(What is being asked)
Which of the lines below holds the string "values"? Copy every line that does.

(Dataset)
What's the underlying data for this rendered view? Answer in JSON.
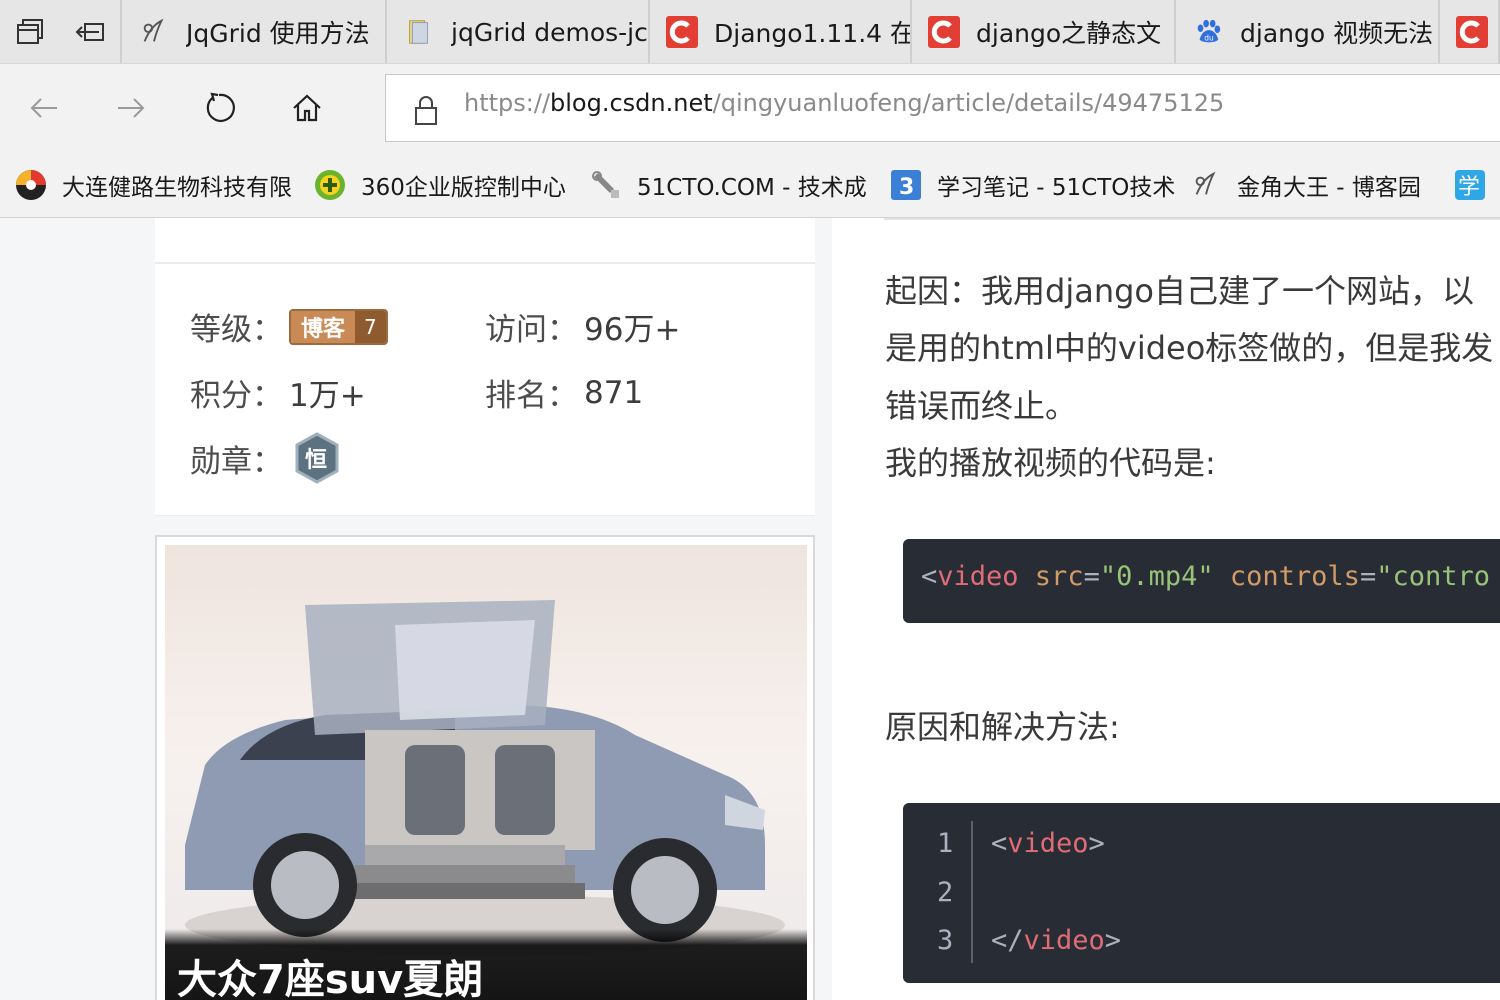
{
  "tabs": [
    {
      "label": "JqGrid 使用方法",
      "icon": "site-pen-icon"
    },
    {
      "label": "jqGrid demos-jc",
      "icon": "folder-file-icon"
    },
    {
      "label": "Django1.11.4 在",
      "icon": "csdn-icon"
    },
    {
      "label": "django之静态文",
      "icon": "csdn-icon"
    },
    {
      "label": "django 视频无法",
      "icon": "baidu-paw-icon"
    }
  ],
  "address": {
    "scheme": "https://",
    "host": "blog.csdn.net",
    "path": "/qingyuanluofeng/article/details/49475125"
  },
  "favorites": [
    {
      "label": "大连健路生物科技有限",
      "icon": "colorful-ball-icon"
    },
    {
      "label": "360企业版控制中心",
      "icon": "plus-circle-icon"
    },
    {
      "label": "51CTO.COM - 技术成",
      "icon": "wrench-icon"
    },
    {
      "label": "学习笔记 - 51CTO技术",
      "icon": "blue-3-icon"
    },
    {
      "label": "金角大王 - 博客园",
      "icon": "site-pen-icon"
    },
    {
      "label": "学",
      "icon": "learn-icon"
    }
  ],
  "profile": {
    "level_key": "等级：",
    "level_badge": "博客",
    "level_num": "7",
    "visits_key": "访问：",
    "visits_val": "96万+",
    "points_key": "积分：",
    "points_val": "1万+",
    "rank_key": "排名：",
    "rank_val": "871",
    "medal_key": "勋章：",
    "medal_char": "恒"
  },
  "ad": {
    "caption": "大众7座suv夏朗"
  },
  "article": {
    "para1_line1": "起因：我用django自己建了一个网站，以",
    "para1_line2": "是用的html中的video标签做的，但是我发",
    "para1_line3": "错误而终止。",
    "para1_line4": "我的播放视频的代码是:",
    "code1": {
      "lt": "<",
      "tag": "video",
      "attr1": " src",
      "eq1": "=",
      "val1": "\"0.mp4\"",
      "attr2": " controls",
      "eq2": "=",
      "val2": "\"contro"
    },
    "heading2": "原因和解决方法:",
    "code2_numbers": [
      "1",
      "2",
      "3"
    ],
    "code2_line1_open": "<",
    "code2_line1_tag": "video",
    "code2_line1_close": ">",
    "code2_line3_open": "</",
    "code2_line3_tag": "video",
    "code2_line3_close": ">"
  }
}
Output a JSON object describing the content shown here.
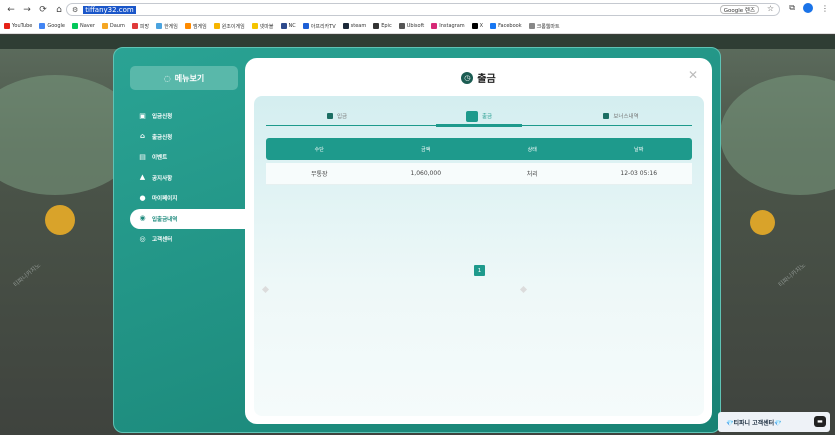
{
  "browser": {
    "url": "tiffany32.com",
    "lens_label": "Google 렌즈",
    "bookmarks": [
      {
        "label": "YouTube",
        "color": "#e62117"
      },
      {
        "label": "Google",
        "color": "#4285f4"
      },
      {
        "label": "Naver",
        "color": "#03c75a"
      },
      {
        "label": "Daum",
        "color": "#f5a623"
      },
      {
        "label": "피망",
        "color": "#e03a3a"
      },
      {
        "label": "한게임",
        "color": "#4aa3df"
      },
      {
        "label": "엠게임",
        "color": "#ff8a00"
      },
      {
        "label": "윈조이게임",
        "color": "#f7b500"
      },
      {
        "label": "넷마블",
        "color": "#f5c400"
      },
      {
        "label": "NC",
        "color": "#2d4a8c"
      },
      {
        "label": "아프리카TV",
        "color": "#1d5fd6"
      },
      {
        "label": "steam",
        "color": "#1b2838"
      },
      {
        "label": "Epic",
        "color": "#333333"
      },
      {
        "label": "Ubisoft",
        "color": "#555555"
      },
      {
        "label": "Instagram",
        "color": "#d62976"
      },
      {
        "label": "X",
        "color": "#000000"
      },
      {
        "label": "Facebook",
        "color": "#1877f2"
      },
      {
        "label": "크롬웹마트",
        "color": "#888888"
      }
    ]
  },
  "sidebar": {
    "menu_title": "메뉴보기",
    "items": [
      {
        "label": "입금신청",
        "icon": "deposit-icon",
        "active": false
      },
      {
        "label": "출금신청",
        "icon": "bank-icon",
        "active": false
      },
      {
        "label": "이벤트",
        "icon": "gift-icon",
        "active": false
      },
      {
        "label": "공지사항",
        "icon": "bell-icon",
        "active": false
      },
      {
        "label": "마이페이지",
        "icon": "user-icon",
        "active": false
      },
      {
        "label": "입출금내역",
        "icon": "history-icon",
        "active": true
      },
      {
        "label": "고객센터",
        "icon": "headset-icon",
        "active": false
      }
    ]
  },
  "panel": {
    "title": "출금",
    "close_label": "✕",
    "tabs": [
      {
        "label": "입금",
        "active": false
      },
      {
        "label": "출금",
        "active": true
      },
      {
        "label": "보너스내역",
        "active": false
      }
    ],
    "columns": [
      "수단",
      "금액",
      "상태",
      "날짜"
    ],
    "rows": [
      [
        "무통장",
        "1,060,000",
        "처리",
        "12-03 05:16"
      ]
    ],
    "page": "1"
  },
  "support": {
    "label": "💎티파니 고객센터💎",
    "icon": "chat-icon"
  },
  "watermark": "티파니카지노"
}
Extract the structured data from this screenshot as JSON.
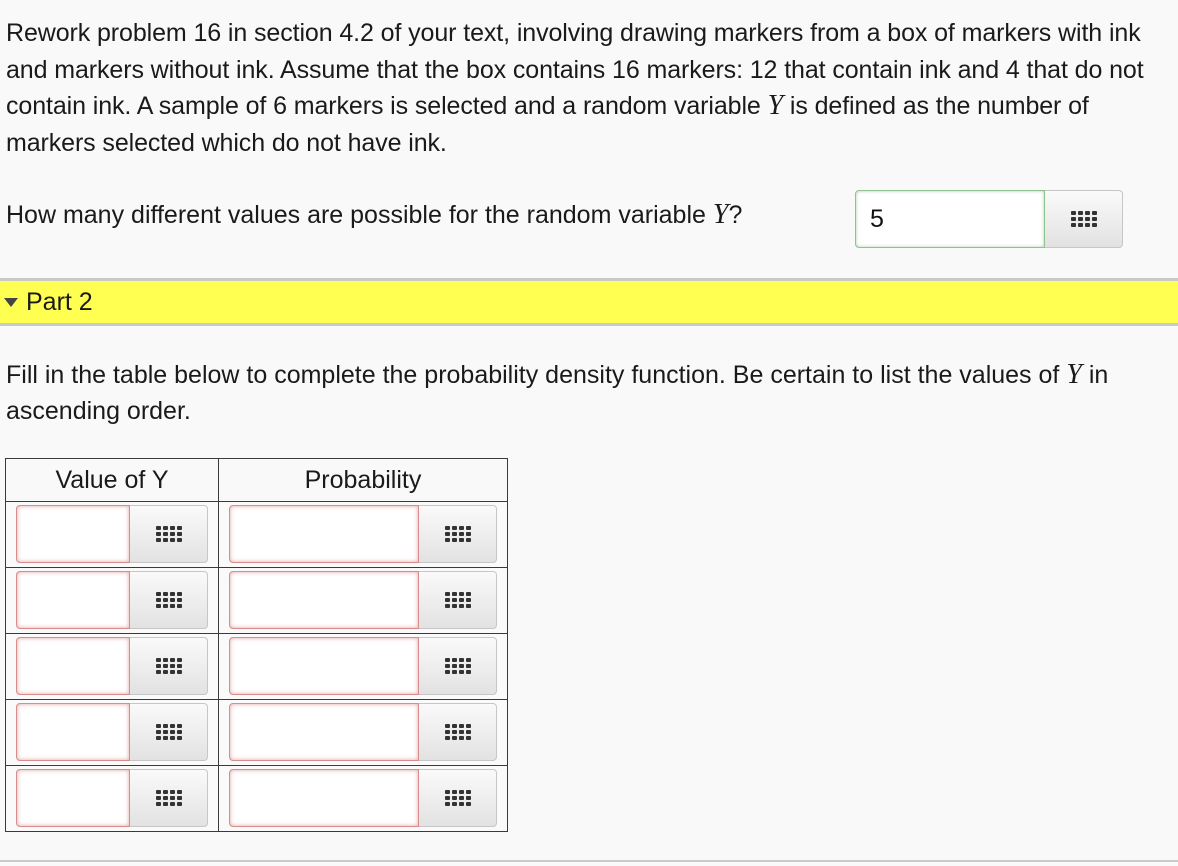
{
  "problem": {
    "text_part1": "Rework problem 16 in section 4.2 of your text, involving drawing markers from a box of markers with ink and markers without ink. Assume that the box contains 16 markers: 12 that contain ink and 4 that do not contain ink. A sample of 6 markers is selected and a random variable ",
    "var": "Y",
    "text_part2": " is defined as the number of markers selected which do not have ink."
  },
  "question1": {
    "label_prefix": "How many different values are possible for the random variable ",
    "var": "Y",
    "label_suffix": "?",
    "answer_value": "5"
  },
  "part2": {
    "title": "Part 2",
    "instructions_prefix": "Fill in the table below to complete the probability density function. Be certain to list the values of ",
    "var": "Y",
    "instructions_suffix": " in ascending order."
  },
  "table": {
    "headers": [
      "Value of Y",
      "Probability"
    ],
    "rows": [
      {
        "value": "",
        "probability": ""
      },
      {
        "value": "",
        "probability": ""
      },
      {
        "value": "",
        "probability": ""
      },
      {
        "value": "",
        "probability": ""
      },
      {
        "value": "",
        "probability": ""
      }
    ]
  },
  "icons": {
    "palette": "keypad-grid-icon",
    "collapse": "caret-down-icon"
  },
  "colors": {
    "part_bar": "#ffff52",
    "valid_border": "#8fc28f",
    "invalid_border": "#d88c8c"
  }
}
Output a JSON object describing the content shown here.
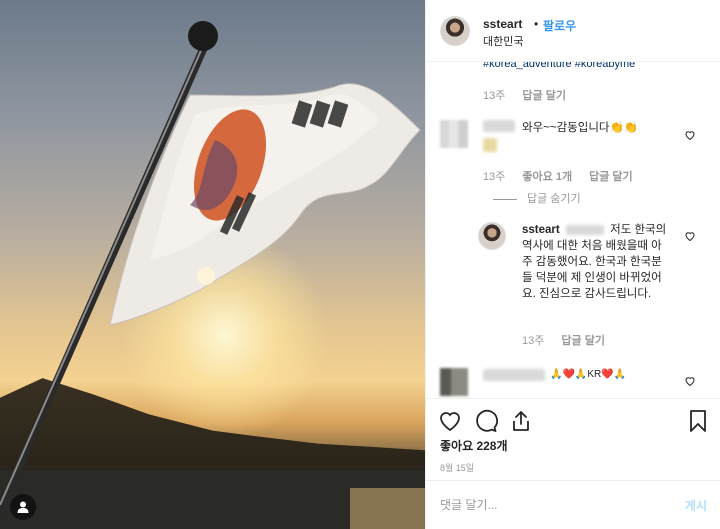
{
  "post": {
    "username": "ssteart",
    "separator": "•",
    "follow_label": "팔로우",
    "location": "대한민국",
    "hashtags": "#korea_adventure #koreabyme"
  },
  "caption_meta": {
    "time": "13주",
    "reply": "답글 달기"
  },
  "comments": [
    {
      "text": "와우~~감동입니다👏👏",
      "time": "13주",
      "likes": "좋아요 1개",
      "reply": "답글 달기",
      "hide_replies": "답글 숨기기"
    },
    {
      "username": "ssteart",
      "text": "저도 한국의 역사에 대한 처음 배웠을때 아주 감동했어요. 한국과 한국분들 덕분에 제 인생이 바뀌었어요. 진심으로 감사드립니다.",
      "time": "13주",
      "reply": "답글 달기"
    },
    {
      "text": "🙏❤️🙏KR❤️🙏"
    }
  ],
  "actions": {
    "likes": "좋아요 228개",
    "date": "8월 15일"
  },
  "composer": {
    "placeholder": "댓글 달기...",
    "post_label": "게시"
  },
  "colors": {
    "accent": "#3897f0",
    "post_disabled": "#b2dffc",
    "hashtag": "#003569",
    "muted": "#999999"
  },
  "icons": [
    "heart-icon",
    "comment-icon",
    "share-icon",
    "bookmark-icon",
    "user-tag-icon"
  ]
}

(Answer to this exercise)
    "label_prefix": "How many different values are possible for the random variable ",
    "instructions_prefix": "Fill in the table below to complete the probability density function. Be certain to list the values of ",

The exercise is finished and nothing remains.